Kin “[find] each other’s lives inscrutable” in this rich, sharp story about the way identity is formed.

Pub Date: June 2, 2020

ISBN: 978-0-525-53629-1

Page Count: 352

Publisher: Riverhead

Review Posted Online: March 15, 2020

Kirkus Reviews Issue: April 1, 2020

Did you like this book?

A love letter to the power of books and friendship.

Our Verdict

  • Our Verdict
  • GET IT

  • New York Times Bestseller

  • IndieBound Bestseller

THE GIVER OF STARS

Women become horseback librarians in 1930s Kentucky and face challenges from the landscape, the weather, and the men around them.

Alice thought marrying attractive American Bennett Van Cleve would be her ticket out of her stifling life in England. But when she and Bennett settle in Baileyville, Kentucky, she realizes that her life consists of nothing more than staying in their giant house all day and getting yelled at by his unpleasant father, who owns a coal mine. She’s just about to resign herself to a life of boredom when an opportunity presents itself in the form of a traveling horseback library—an initiative from Eleanor Roosevelt meant to counteract the devastating effects of the Depression by focusing on literacy and learning. Much to the dismay of her husband and father-in-law, Alice signs up and soon learns the ropes from the library’s leader, Margery. Margery doesn’t care what anyone thinks of her, rejects marriage, and would rather be on horseback than in a kitchen. And even though all this makes Margery a town pariah, Alice quickly grows to like her. Along with several other women (including one black woman, Sophia, whose employment causes controversy in a town that doesn’t believe black and white people should be allowed to use the same library), Margery and Alice supply magazines, Bible stories, and copies of books like Little Women to the largely poor residents who live in remote areas. Alice spends long days in terrible weather on horseback, but she finally feels happy in her new life in Kentucky, even as her marriage to Bennett is failing. But her powerful father-in-law doesn’t care for Alice’s job or Margery’s lifestyle, and he’ll stop at nothing to shut their library down. Basing her novel on the true story of the Pack Horse Library Project established by the Works Progress Administration in the 1930s, Moyes (Still Me, 2018, etc.) brings an often forgotten slice of history to life. She writes about Kentucky with lush descriptions of the landscape and tender respect for the townspeople, most of whom are poor, uneducated, and grateful for the chance to learn. Although Alice and Margery both have their own romances, the true power of the story is in the bonds between the women of the library. They may have different backgrounds, but their commitment to helping the people of Baileyville brings them together.

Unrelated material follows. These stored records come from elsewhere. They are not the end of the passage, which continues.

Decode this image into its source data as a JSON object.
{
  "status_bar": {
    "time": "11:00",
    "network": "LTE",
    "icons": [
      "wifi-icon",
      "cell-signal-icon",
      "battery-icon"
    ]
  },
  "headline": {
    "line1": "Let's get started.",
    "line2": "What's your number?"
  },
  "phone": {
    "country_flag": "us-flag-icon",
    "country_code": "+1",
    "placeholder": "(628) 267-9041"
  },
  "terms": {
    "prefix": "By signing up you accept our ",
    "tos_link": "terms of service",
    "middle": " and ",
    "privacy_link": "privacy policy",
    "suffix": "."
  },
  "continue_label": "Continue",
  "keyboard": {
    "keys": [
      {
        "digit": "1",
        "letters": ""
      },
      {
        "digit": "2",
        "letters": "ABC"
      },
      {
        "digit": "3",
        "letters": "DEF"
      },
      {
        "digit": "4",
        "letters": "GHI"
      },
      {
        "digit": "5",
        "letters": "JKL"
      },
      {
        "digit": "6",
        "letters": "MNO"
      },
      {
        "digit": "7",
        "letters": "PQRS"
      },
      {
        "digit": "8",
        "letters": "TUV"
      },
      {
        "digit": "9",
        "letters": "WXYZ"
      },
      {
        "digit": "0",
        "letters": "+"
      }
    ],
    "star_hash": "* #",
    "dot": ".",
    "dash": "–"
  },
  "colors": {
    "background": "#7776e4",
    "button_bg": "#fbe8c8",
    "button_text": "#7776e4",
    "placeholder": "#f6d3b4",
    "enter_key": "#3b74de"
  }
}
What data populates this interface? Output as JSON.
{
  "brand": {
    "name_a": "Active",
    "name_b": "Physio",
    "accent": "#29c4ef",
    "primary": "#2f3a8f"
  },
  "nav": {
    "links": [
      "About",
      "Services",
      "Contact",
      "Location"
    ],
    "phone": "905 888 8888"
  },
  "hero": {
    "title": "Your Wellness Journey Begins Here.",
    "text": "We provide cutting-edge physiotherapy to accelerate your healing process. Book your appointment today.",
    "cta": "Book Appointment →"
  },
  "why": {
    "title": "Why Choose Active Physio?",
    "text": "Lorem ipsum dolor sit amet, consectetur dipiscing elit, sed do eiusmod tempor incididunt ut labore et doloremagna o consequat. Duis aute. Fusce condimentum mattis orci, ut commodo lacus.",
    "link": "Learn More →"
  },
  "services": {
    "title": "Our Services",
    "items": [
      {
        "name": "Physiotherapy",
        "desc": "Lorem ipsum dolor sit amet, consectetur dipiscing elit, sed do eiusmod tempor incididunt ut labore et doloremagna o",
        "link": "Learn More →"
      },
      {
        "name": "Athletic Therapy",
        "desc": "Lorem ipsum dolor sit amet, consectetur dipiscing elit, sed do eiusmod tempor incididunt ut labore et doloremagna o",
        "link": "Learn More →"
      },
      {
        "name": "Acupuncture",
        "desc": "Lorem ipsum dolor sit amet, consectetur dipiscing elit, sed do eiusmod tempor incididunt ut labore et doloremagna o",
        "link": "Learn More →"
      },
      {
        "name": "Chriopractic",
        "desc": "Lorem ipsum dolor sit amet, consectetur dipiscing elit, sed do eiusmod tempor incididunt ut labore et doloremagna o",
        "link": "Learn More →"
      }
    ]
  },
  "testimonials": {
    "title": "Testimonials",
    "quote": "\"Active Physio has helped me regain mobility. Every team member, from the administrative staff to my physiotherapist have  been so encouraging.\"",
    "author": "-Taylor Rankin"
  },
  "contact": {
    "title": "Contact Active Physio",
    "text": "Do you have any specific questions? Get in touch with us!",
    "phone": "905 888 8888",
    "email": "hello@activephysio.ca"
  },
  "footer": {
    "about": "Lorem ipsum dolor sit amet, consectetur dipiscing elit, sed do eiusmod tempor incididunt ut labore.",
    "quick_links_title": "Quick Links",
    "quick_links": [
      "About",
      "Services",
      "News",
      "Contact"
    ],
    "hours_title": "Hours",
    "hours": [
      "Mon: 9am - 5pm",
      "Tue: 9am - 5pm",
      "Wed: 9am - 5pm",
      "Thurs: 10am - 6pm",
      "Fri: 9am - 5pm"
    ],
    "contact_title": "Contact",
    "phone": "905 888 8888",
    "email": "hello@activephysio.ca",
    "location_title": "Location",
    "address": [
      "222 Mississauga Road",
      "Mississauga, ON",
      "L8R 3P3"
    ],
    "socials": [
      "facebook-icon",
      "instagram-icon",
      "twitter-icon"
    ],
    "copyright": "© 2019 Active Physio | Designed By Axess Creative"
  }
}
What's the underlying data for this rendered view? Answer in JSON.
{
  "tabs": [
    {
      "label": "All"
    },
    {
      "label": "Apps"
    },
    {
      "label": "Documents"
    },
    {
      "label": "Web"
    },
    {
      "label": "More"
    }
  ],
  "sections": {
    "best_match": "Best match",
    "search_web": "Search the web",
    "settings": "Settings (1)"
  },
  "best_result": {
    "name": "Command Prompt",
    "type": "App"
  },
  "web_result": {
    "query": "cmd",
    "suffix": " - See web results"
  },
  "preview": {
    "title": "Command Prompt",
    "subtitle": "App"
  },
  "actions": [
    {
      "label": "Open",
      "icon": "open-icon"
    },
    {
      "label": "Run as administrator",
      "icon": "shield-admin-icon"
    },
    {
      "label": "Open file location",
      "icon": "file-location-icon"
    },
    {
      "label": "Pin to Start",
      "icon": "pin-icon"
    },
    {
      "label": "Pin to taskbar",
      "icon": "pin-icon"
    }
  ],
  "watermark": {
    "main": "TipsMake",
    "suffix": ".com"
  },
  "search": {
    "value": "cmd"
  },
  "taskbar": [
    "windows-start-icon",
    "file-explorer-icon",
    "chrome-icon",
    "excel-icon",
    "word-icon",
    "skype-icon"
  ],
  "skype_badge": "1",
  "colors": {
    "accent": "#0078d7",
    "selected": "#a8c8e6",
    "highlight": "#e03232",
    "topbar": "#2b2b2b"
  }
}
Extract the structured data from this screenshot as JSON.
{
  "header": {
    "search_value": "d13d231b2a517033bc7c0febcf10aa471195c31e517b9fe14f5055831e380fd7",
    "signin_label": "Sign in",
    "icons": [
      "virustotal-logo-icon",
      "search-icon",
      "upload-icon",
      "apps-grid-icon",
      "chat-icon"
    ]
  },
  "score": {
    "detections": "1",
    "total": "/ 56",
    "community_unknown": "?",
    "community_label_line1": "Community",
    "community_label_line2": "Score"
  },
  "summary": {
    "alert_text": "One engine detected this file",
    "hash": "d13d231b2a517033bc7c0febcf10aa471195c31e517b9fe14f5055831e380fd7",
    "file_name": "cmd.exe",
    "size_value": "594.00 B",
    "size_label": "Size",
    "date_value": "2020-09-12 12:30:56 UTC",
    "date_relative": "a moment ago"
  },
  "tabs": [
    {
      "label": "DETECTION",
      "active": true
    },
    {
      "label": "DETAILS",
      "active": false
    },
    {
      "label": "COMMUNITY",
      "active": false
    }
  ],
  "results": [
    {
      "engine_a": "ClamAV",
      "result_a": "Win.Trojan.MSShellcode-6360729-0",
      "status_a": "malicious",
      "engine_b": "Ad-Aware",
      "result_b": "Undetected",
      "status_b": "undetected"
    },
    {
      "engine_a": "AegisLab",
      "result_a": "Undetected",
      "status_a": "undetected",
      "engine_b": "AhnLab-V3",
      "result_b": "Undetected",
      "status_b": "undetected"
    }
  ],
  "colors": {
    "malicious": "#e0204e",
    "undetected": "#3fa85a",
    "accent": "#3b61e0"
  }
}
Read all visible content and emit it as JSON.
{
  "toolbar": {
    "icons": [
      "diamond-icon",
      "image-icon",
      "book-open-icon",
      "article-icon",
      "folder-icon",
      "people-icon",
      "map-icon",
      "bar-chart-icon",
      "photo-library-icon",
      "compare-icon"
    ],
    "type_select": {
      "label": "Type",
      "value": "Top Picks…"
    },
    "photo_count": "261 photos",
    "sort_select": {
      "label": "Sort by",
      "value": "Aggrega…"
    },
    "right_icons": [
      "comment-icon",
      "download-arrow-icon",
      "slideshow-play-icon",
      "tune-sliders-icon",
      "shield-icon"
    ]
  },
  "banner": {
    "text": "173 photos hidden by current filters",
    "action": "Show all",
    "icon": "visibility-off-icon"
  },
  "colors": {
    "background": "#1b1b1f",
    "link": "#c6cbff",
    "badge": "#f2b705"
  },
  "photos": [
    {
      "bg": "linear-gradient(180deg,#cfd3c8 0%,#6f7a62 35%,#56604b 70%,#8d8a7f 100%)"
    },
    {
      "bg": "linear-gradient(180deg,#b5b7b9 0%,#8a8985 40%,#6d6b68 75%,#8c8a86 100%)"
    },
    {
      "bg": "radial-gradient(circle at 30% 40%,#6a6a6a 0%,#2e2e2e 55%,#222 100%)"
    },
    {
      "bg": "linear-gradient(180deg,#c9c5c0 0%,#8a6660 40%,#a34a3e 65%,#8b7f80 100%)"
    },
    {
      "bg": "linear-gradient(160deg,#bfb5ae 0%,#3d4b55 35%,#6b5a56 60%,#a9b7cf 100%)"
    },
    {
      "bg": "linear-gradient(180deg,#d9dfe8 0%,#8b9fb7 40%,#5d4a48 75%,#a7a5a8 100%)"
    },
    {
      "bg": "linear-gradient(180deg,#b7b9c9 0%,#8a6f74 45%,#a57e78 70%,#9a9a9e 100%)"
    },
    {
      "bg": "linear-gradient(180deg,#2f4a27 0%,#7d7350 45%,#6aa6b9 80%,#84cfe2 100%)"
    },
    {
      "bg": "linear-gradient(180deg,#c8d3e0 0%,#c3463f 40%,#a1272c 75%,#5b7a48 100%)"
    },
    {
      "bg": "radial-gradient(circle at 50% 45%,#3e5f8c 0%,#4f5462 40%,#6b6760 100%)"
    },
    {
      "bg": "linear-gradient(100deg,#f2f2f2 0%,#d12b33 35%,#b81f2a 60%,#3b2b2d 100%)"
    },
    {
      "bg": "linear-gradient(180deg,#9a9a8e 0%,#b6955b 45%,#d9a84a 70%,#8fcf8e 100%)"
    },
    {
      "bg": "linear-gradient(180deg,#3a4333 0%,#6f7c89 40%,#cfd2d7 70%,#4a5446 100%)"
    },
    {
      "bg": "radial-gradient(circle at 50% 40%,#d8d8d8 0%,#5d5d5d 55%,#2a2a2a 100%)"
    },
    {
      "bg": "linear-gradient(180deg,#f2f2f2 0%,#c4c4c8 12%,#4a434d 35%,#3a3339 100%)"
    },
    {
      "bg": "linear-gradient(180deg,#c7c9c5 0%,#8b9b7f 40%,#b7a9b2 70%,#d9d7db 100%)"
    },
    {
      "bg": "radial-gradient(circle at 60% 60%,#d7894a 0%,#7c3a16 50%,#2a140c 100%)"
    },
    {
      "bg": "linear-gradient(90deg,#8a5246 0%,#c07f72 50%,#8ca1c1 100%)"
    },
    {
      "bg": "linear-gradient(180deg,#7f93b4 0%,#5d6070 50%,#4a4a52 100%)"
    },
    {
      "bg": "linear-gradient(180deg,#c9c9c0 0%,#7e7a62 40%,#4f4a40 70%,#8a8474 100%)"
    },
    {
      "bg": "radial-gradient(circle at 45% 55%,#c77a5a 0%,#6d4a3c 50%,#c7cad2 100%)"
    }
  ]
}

A love letter to the power of books and friendship.

Pub Date: Oct. 8, 2019

ISBN: 978-0-399-56248-8

Page Count: 400

Publisher: Pamela Dorman/Viking

Review Posted Online: July 1, 2019

Kirkus Reviews Issue: Aug. 1, 2019

Did you like this book?

more